A somber Rev. John Carter enters the living room of his modest apartment in Northeast Washington and greets his wife with a hug and a kiss. Deborah Carter smiles and says it is his style to be warm and expressive. A month after his highly publicized church trial on sexual harassment-related charges, she says, the reverend still sees nothing wrong with showing affection.
Yet, there is something of an I-told-you-so tone to Deborah Carter's voice when she recalls warning her husband years ago that some people might misinterpret his actions as "too free and open."
"John and I both talk with our hands; we touch people when we talk to them," she said, gesturing with her hands during an interview. "I had begun to check myself, but I saw John do it all the time."
In April, five women accused Rev. Carter of sexual harassment while they worked for him or while trying to get jobs with his community-based ministry.
The result was a week-long trial, set up like a civil court proceeding, in a United Methodist church basement in Silver Spring. Deborah Carter was most anxious to know what would be said about her husband. She said that if she became convinced the accusations were true, she might leave him.
Deborah Carter, 34, who married her husband four years ago, is an attractive, highly determined graduate student at Howard University who holds two part-time jobs. She could easily take care of herself.
Thirteen fellow ministers acting as jurors -- 11 of them white and eight of them women -- found Rev. Carter guilty of some of the allegations and ordered that he be suspended for three years. But the trial proved to be such a peculiar quasi-judicial affair, replete with unusual deviations from standard judisprudence, that Deborah Carter walked away feeling that justice had not been served.
After hearing the testimony of the women -- three of whom she knew personally -- against her husband and then not being allowed to testify except as a character witness on her husband's behalf, Deborah Carter said she wanted to change the sign on the church basement that read "church trial."
"I wanted to scratch out 'trial' to make it read 'lynching,' " she fumed.
In her mind, the motives of the women were suspect because, she said, during the period in which Rev. Carter was allegedly harassing them, two of the women were calling him at home "at least once a week to chitchat."
The trial verdict, which is being appealed, had a devestating impact on the Carter family, and Deborah Carter has had to rally hard to keep up her own spirits as well as those of her husband. In recounting and sifting through the details of the trauma, Deborah Carter, not surprisingly, tends to discount much of the charges brought against her husband while underscoring the numerous flaws in the proceedings.

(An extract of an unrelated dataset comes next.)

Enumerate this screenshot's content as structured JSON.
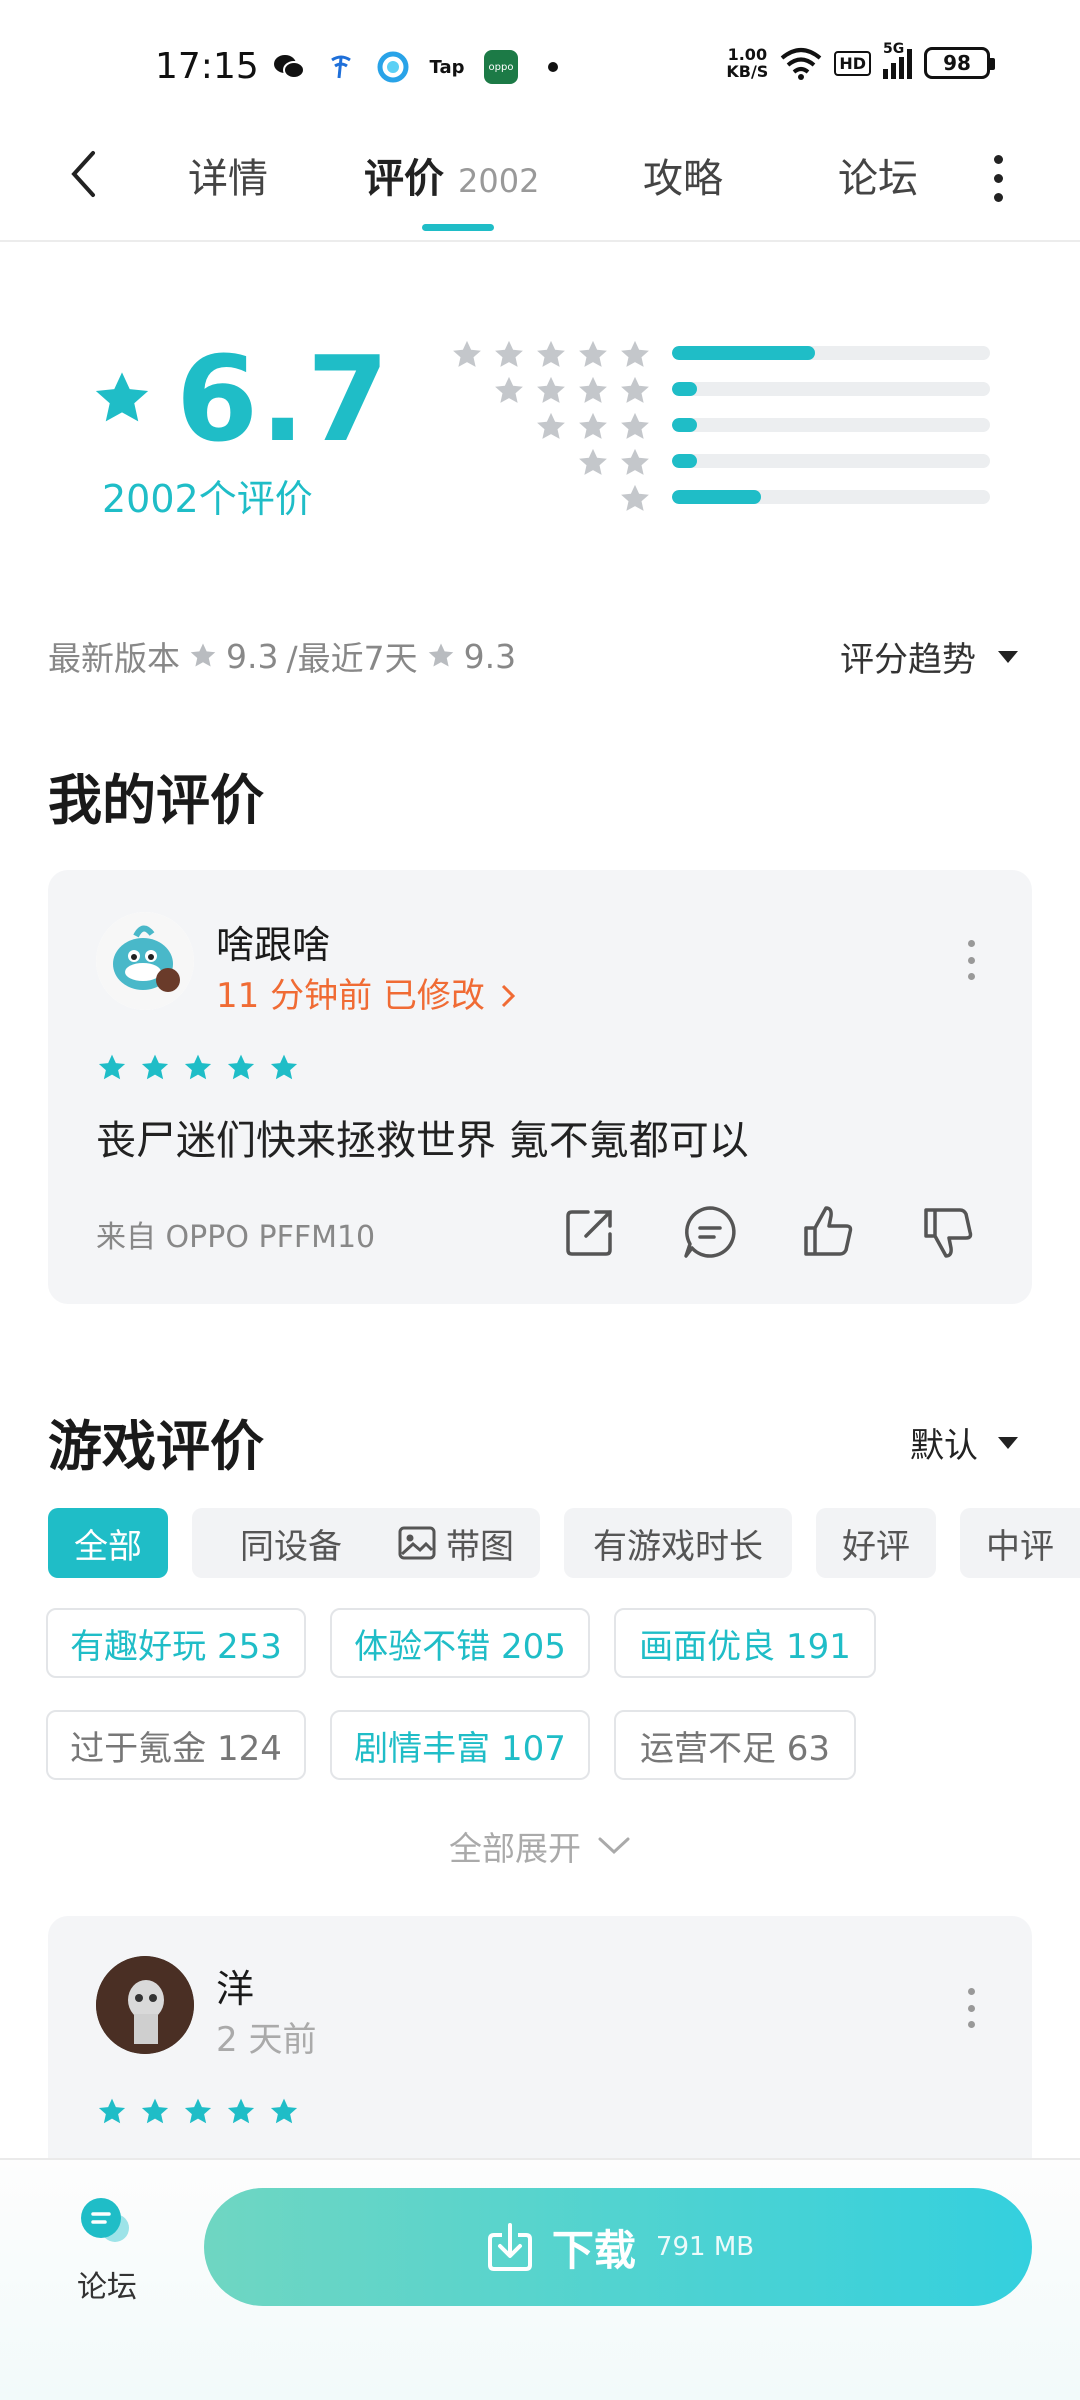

One would have to concede, even under the most charitable interpretation of the evidence, that Rev. Carter showed poor judgment in his dealings with church personnel. Yet it is also true that Rev. Carter was up against immense odds in trying to clear his reputation during the bizarre church proceedings.
The presiding bishop, William Boyd Grove, a white, 56-year-old West Virginian, indicated early on his frustration with defense objections that he did not understand. "I'm not a judge. I'm a preacher," he said.
Hired lawyers guided the two preachers who represented the defense and prosecution, but this arrangement resulted in confusion.
"Sometimes we didn't know what we were doing," recalled the Rev. Irvin Lockman, who argued for Rev. Carter with assistance from Clayton Smith, a former federal civil rights lawyer.
In the end, the jurors could not agree on a definition of "immorality," the most serious charge against Rev. Carter. So he was acquitted of that one. But they did find him guilty of "disobeying church law."
"People come up to me at school and say, 'I know it's tough on you -- but we are behind you,' " Deborah Carter said. "I tell them that the only tough part is the loss of John's [$21,000-a-year] salary."
Within the United Methodist Church, the purpose of a trial is to achieve reconciliation -- unlike civil court, where the plaintiff tries to extract a pound of flesh. By using a loose interpretation of civil court procedure as a guide for a church trial, the results were not surprising.
But Deborah Carter's reaction was.
"We're picking up the pieces and going on with our lives," she said. "I intend to stand by my man.